Dabby MPP 2011
The Kinetics of Toehold-Mediated Four-Way Branch Migration
- Nadine Dabby, Ho-Lin Chen, Erik Winfree, Caltech
Many developments in DNA nanotechnology rely on three-way branch migration as a mechanism to implement switches, circuits, motors, assembly and amplification. Four-way branch migration, the process by which two double-stranded oligonucleotides that share the same stem sequence simultaneously exchange strands has been used to perform directional motion via insertion, but the applications of the four-way branch migration mechanism have not been fully explored. While three-way branch migration reaction rates can be controlled over six orders of magnitude, four-way branch migration may give us a greater range and finer resolution control over this rate. We have found that by designing the toeholds involved in a four-way branch migration reaction, we can control the effective reaction rate over seven orders of magnitude. We characterize the kinetics of DNA toehold-mediated four-way branch migration and model it as a two-step process.
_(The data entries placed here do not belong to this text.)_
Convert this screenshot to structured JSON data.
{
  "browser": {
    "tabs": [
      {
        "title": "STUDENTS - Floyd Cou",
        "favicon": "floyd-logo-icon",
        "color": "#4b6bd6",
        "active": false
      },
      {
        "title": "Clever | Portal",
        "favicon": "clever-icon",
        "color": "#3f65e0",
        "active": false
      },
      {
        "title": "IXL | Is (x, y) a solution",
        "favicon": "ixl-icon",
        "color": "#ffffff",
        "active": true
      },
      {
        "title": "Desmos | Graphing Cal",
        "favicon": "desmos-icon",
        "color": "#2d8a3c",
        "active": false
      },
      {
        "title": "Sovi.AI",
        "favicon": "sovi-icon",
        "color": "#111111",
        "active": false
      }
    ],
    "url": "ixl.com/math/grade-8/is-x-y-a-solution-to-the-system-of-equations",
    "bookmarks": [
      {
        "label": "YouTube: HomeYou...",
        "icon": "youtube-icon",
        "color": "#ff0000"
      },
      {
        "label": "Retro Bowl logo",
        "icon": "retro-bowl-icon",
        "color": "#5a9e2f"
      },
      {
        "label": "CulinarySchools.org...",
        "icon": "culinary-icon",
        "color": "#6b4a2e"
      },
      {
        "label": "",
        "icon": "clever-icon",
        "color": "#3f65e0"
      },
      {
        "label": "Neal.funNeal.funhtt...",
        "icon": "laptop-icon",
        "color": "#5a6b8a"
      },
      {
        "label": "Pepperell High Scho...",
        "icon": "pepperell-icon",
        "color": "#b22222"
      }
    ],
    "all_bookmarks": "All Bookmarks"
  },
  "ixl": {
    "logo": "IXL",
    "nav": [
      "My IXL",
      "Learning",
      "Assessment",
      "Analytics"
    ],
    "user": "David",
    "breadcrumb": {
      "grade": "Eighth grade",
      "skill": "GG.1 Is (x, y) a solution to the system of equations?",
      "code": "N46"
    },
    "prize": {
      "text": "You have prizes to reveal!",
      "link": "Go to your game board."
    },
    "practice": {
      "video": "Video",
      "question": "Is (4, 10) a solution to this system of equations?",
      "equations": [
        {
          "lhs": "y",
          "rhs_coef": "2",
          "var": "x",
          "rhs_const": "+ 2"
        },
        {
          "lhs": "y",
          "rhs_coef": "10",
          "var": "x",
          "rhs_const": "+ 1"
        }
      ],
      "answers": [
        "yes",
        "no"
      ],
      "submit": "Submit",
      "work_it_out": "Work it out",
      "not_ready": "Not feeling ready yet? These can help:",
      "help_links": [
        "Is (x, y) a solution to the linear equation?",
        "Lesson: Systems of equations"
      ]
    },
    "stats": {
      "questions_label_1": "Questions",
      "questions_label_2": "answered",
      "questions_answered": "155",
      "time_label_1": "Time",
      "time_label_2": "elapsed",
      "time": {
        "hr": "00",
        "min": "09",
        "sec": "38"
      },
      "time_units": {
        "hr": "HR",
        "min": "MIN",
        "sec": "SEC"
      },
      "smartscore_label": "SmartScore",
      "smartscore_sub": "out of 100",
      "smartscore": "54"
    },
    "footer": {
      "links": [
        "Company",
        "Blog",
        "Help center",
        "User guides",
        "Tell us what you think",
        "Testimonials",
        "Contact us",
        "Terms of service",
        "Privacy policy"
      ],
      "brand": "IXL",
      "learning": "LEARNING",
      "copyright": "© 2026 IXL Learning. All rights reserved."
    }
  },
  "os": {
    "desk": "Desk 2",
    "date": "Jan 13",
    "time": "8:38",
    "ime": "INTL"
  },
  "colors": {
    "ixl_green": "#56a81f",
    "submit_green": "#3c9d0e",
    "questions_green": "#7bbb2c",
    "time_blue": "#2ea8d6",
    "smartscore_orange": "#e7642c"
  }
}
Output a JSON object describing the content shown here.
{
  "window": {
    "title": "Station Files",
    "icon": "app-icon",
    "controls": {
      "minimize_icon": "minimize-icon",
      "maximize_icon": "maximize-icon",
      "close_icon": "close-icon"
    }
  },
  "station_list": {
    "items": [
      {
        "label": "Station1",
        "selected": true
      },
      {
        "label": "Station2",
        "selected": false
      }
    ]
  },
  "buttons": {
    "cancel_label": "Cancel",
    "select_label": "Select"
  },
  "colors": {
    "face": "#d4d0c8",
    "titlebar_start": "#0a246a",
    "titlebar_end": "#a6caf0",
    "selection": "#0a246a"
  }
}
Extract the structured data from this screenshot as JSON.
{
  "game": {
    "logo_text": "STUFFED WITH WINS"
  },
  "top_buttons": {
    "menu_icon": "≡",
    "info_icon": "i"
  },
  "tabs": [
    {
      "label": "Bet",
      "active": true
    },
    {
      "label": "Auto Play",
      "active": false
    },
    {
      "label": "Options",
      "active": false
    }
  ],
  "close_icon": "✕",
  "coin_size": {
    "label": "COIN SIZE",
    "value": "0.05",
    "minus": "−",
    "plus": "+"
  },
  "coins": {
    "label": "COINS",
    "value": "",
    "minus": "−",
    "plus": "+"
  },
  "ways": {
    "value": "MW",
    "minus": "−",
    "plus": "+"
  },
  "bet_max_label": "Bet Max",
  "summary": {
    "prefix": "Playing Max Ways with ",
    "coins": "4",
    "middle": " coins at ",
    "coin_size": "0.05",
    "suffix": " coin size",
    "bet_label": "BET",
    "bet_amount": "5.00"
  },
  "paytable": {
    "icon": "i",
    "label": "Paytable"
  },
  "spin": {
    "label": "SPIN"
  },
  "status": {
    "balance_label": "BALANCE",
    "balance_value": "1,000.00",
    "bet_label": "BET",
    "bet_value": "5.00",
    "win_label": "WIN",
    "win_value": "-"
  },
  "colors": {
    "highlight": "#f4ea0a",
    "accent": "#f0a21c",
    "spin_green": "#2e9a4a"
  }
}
The ability to control the kinetics of these reactions will greatly facilitate the programming of dynamic behaviors mediated by four-way branch migration.